Conferences and schools can’t sign athletes to endorsement deals. Nor can they arrange endorsements. Athletes can only do business with a third-party and have to find the opportunities themselves.

The endorsements can’t be used by a school, or even by boosters on the low, as a way to pay for an athlete’s way.

Other important guardrails (and there many are laid out) that must be finalized include:

  • That endorsements are independent of athletic performance and participation
  • Athletes will almost assuredly not be permitted to endorse or partner with alcohol, tobacco, or gambling entities
  • What restrictions are placed on sneaker and apparel companies or will they be outright forbidden from agreeing to endorsement deals with athletes based on "their history of encouraging or facilitating recruiting and other rules infractions"
  • What framework will be instituted so student-athletes can safely consult with professionals about tax and legal proceedings that's consistent with federal and state laws
  • Agreements can’t interfere with the NCAA’s goals of diversity, equality, and inclusion

“As we evolve, the Association will continue to identify the guardrails to further support student-athletes within the context of college sports and higher education,” Val Ackerman, Big East commissioner and NCAA working group co-chair, said in a statement. “In addition, we are mindful of the impact of the COVID-19 pandemic on higher education, college sports and students at large. We hope that modernized name, image and likeness rules will further assist college athletes during these unprecedented times and beyond.”
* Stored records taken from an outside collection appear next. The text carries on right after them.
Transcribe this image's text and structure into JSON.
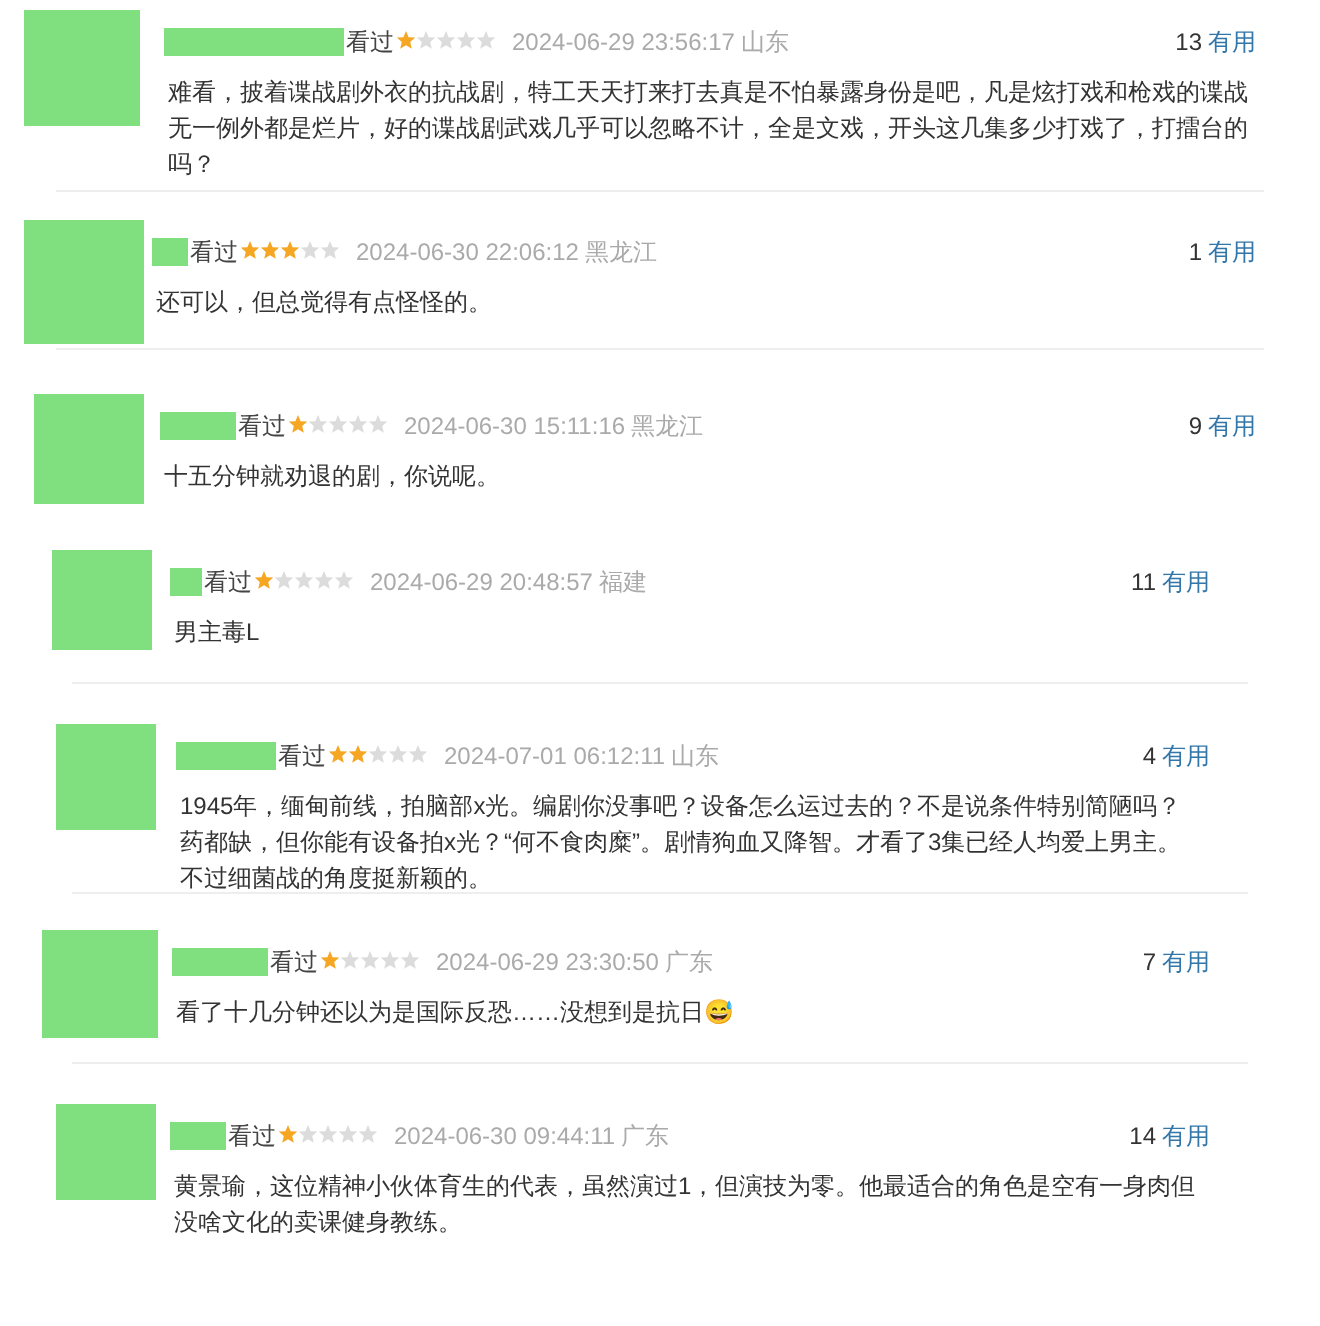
{
  "comments": [
    {
      "status": "看过",
      "stars": 1,
      "time": "2024-06-29 23:56:17",
      "location": "山东",
      "votes": "13",
      "useful": "有用",
      "text": "难看，披着谍战剧外衣的抗战剧，特工天天打来打去真是不怕暴露身份是吧，凡是炫打戏和枪戏的谍战无一例外都是烂片，好的谍战剧武戏几乎可以忽略不计，全是文戏，开头这几集多少打戏了，打擂台的吗？"
    },
    {
      "status": "看过",
      "stars": 3,
      "time": "2024-06-30 22:06:12",
      "location": "黑龙江",
      "votes": "1",
      "useful": "有用",
      "text": "还可以，但总觉得有点怪怪的。"
    },
    {
      "status": "看过",
      "stars": 1,
      "time": "2024-06-30 15:11:16",
      "location": "黑龙江",
      "votes": "9",
      "useful": "有用",
      "text": "十五分钟就劝退的剧，你说呢。"
    },
    {
      "status": "看过",
      "stars": 1,
      "time": "2024-06-29 20:48:57",
      "location": "福建",
      "votes": "11",
      "useful": "有用",
      "text": "男主毒L"
    },
    {
      "status": "看过",
      "stars": 2,
      "time": "2024-07-01 06:12:11",
      "location": "山东",
      "votes": "4",
      "useful": "有用",
      "text": "1945年，缅甸前线，拍脑部x光。编剧你没事吧？设备怎么运过去的？不是说条件特别简陋吗？药都缺，但你能有设备拍x光？“何不食肉糜”。剧情狗血又降智。才看了3集已经人均爱上男主。不过细菌战的角度挺新颖的。"
    },
    {
      "status": "看过",
      "stars": 1,
      "time": "2024-06-29 23:30:50",
      "location": "广东",
      "votes": "7",
      "useful": "有用",
      "text": "看了十几分钟还以为是国际反恐……没想到是抗日😅"
    },
    {
      "status": "看过",
      "stars": 1,
      "time": "2024-06-30 09:44:11",
      "location": "广东",
      "votes": "14",
      "useful": "有用",
      "text": "黄景瑜，这位精神小伙体育生的代表，虽然演过1，但演技为零。他最适合的角色是空有一身肉但没啥文化的卖课健身教练。"
    }
  ]
}
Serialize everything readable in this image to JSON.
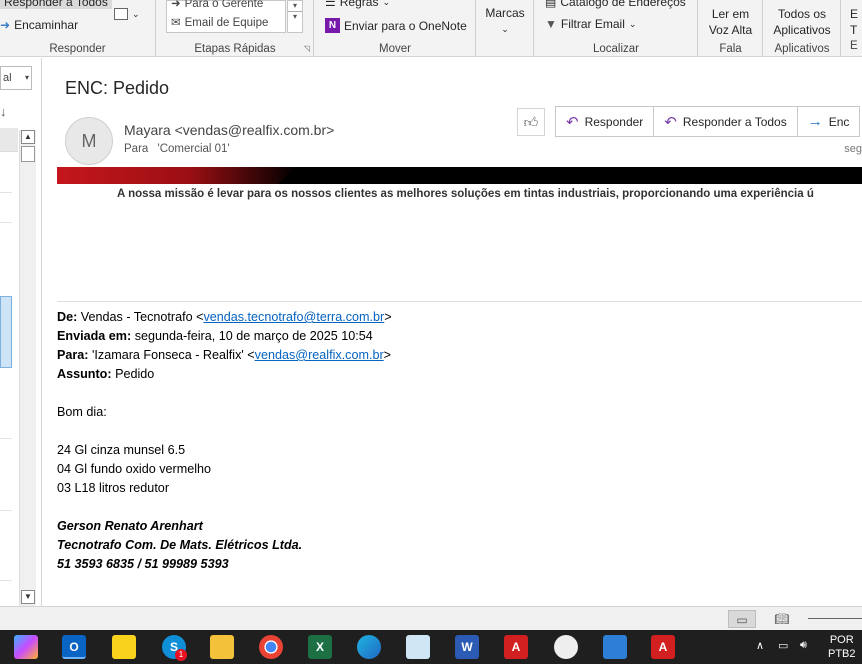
{
  "ribbon": {
    "responder": {
      "reply_all": "Responder a Todos",
      "forward": "Encaminhar",
      "label": "Responder"
    },
    "quick_steps": {
      "item1": "Para o Gerente",
      "item2": "Email de Equipe",
      "label": "Etapas Rápidas"
    },
    "mover": {
      "rules": "Regras",
      "onenote": "Enviar para o OneNote",
      "label": "Mover"
    },
    "marcas": {
      "label": "Marcas"
    },
    "localizar": {
      "address_book": "Catálogo de Endereços",
      "filter": "Filtrar Email",
      "label": "Localizar"
    },
    "fala": {
      "read_aloud_line1": "Ler em",
      "read_aloud_line2": "Voz Alta",
      "label": "Fala"
    },
    "aplicativos": {
      "all_apps_line1": "Todos os",
      "all_apps_line2": "Aplicativos",
      "label": "Aplicativos"
    },
    "cut_label_1": "E",
    "cut_label_2": "T",
    "cut_label_3": "E"
  },
  "left_pane": {
    "dropdown_value": "al",
    "sort_glyph": "↓"
  },
  "message": {
    "subject": "ENC: Pedido",
    "avatar_initial": "M",
    "sender": "Mayara <vendas@realfix.com.br>",
    "to_label": "Para",
    "to_value": "'Comercial 01'",
    "date_partial": "seg",
    "actions": {
      "reply": "Responder",
      "reply_all": "Responder a Todos",
      "forward": "Enc"
    }
  },
  "banner": {
    "mission": "A nossa missão é levar para os nossos clientes as melhores soluções em tintas industriais, proporcionando uma experiência ú"
  },
  "body": {
    "from_label": "De:",
    "from_name": "Vendas - Tecnotrafo <",
    "from_email": "vendas.tecnotrafo@terra.com.br",
    "from_close": ">",
    "sent_label": "Enviada em:",
    "sent_value": "segunda-feira, 10 de março de 2025 10:54",
    "to_label": "Para:",
    "to_name": "'Izamara Fonseca - Realfix' <",
    "to_email": "vendas@realfix.com.br",
    "to_close": ">",
    "subject_label": "Assunto:",
    "subject_value": "Pedido",
    "greeting": "Bom dia:",
    "lines": [
      "24 Gl cinza munsel 6.5",
      "04 Gl fundo oxido vermelho",
      "03 L18 litros redutor"
    ],
    "signature": [
      "Gerson Renato Arenhart",
      "Tecnotrafo Com. De Mats. Elétricos Ltda.",
      "51 3593 6835 / 51 99989 5393"
    ]
  },
  "taskbar": {
    "lang_line1": "POR",
    "lang_line2": "PTB2",
    "skype_badge": "1"
  }
}
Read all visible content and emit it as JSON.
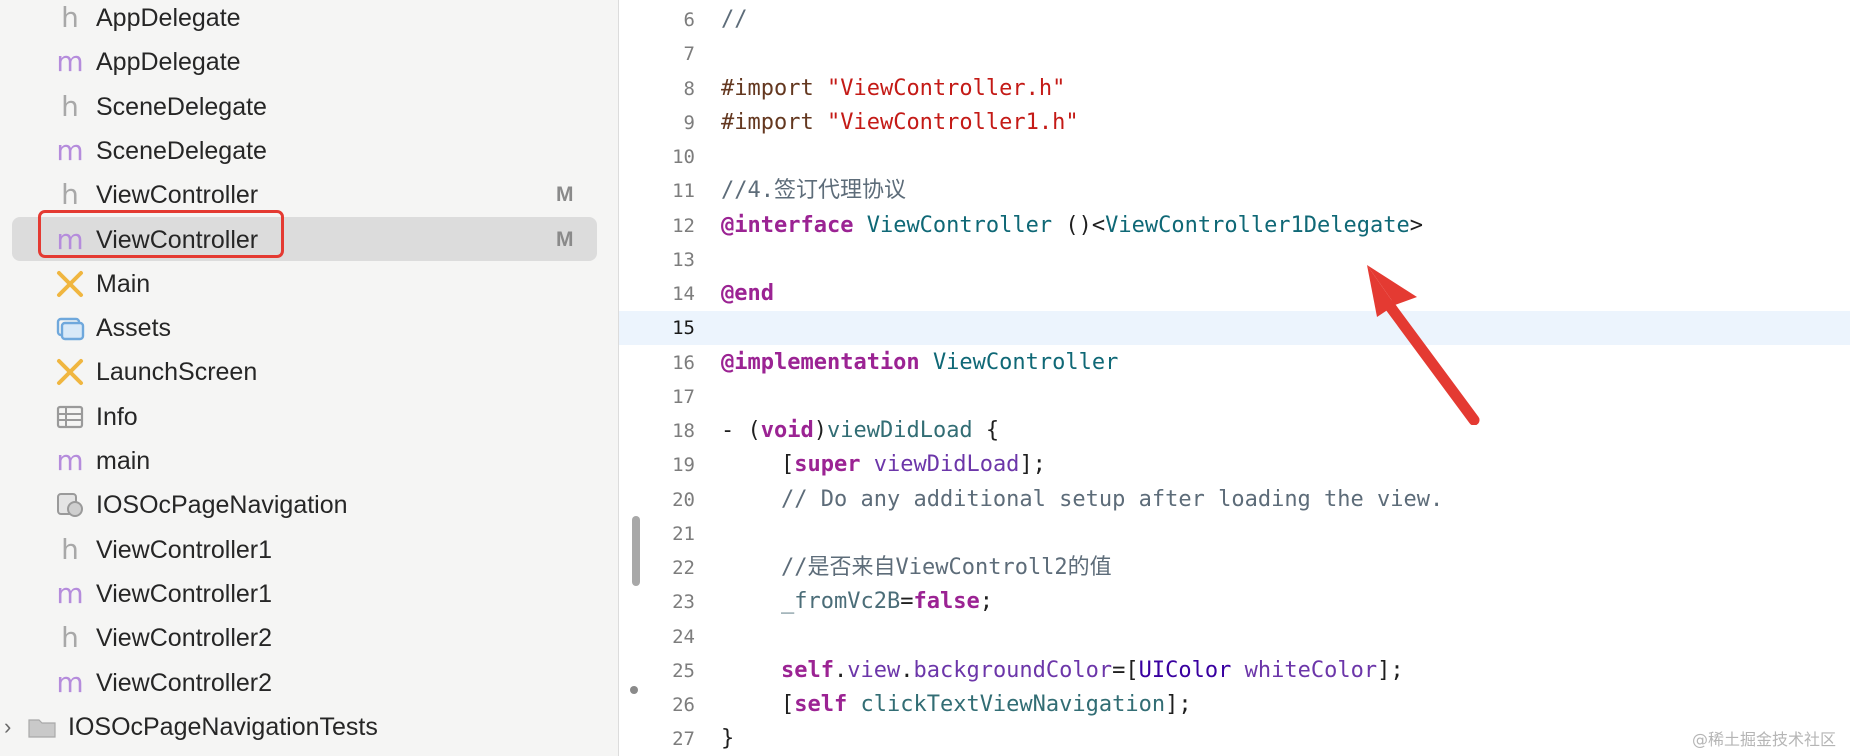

Is ‘NCAA Football’ returning?

The NCAA wouldn’t go as far as to recommend changes to its foundational group licensing rules. That's important news for gamers.

Basically, the NCAA concluded for the time being that group licensing programs that are advantageous to professional sports leagues are “not available to the NCAA or its member institutions, namely the presence of a player’s association to serve as a bargaining unit for the athletes.” The report read:

“At this time, the working group is also not recommending any changes to NCAA rules to permit group licenses of student-athlete NIL in what are characterized as group products (like video games). There are legal hurdles to such activity that preclude it as a realistic option for implementation at this time. The working group recommends that the NCAA continue to explore whether those legal hurdles can be overcome through efforts described in Section VI, so that this issue can be revisited in 2021 or later.”

The NCAA says it must continue to lobby Congress to enact federal changes to name, image, and likeness laws to override specific states that want to institute their own, like California. The NCAA will also continue to want protection from NIL lawsuits. Group licensing was ultimately identified as “unworkable” by the Indianapolis-based governing body, therefore, don’t expect the return of EA Sports’ NCAA Football franchise anytime soon.